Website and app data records

Start of Block

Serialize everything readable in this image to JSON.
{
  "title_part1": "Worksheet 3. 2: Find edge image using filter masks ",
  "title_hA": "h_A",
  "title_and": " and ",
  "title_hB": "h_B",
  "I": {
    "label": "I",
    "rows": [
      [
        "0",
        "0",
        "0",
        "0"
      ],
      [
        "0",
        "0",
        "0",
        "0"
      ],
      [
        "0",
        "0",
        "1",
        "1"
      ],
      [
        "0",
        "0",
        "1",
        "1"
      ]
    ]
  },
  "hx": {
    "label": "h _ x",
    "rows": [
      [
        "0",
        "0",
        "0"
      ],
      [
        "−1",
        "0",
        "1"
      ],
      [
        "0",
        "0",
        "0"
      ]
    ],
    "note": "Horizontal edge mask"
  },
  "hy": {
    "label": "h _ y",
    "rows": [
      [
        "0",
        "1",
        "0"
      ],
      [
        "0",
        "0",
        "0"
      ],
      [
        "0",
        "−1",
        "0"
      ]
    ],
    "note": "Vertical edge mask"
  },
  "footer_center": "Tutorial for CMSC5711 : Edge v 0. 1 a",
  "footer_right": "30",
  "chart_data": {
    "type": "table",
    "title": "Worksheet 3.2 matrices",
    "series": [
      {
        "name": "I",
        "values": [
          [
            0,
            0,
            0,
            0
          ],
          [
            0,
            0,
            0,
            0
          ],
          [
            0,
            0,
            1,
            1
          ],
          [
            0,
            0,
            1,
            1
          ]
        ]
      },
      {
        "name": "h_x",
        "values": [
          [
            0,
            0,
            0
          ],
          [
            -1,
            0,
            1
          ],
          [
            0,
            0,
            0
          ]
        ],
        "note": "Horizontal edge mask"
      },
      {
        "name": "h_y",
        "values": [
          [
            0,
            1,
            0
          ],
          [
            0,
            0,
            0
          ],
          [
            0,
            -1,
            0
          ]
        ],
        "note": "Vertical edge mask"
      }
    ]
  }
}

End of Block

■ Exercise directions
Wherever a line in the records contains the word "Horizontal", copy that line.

■ Response below
    "note": "Horizontal edge mask"
        "note": "Horizontal edge mask"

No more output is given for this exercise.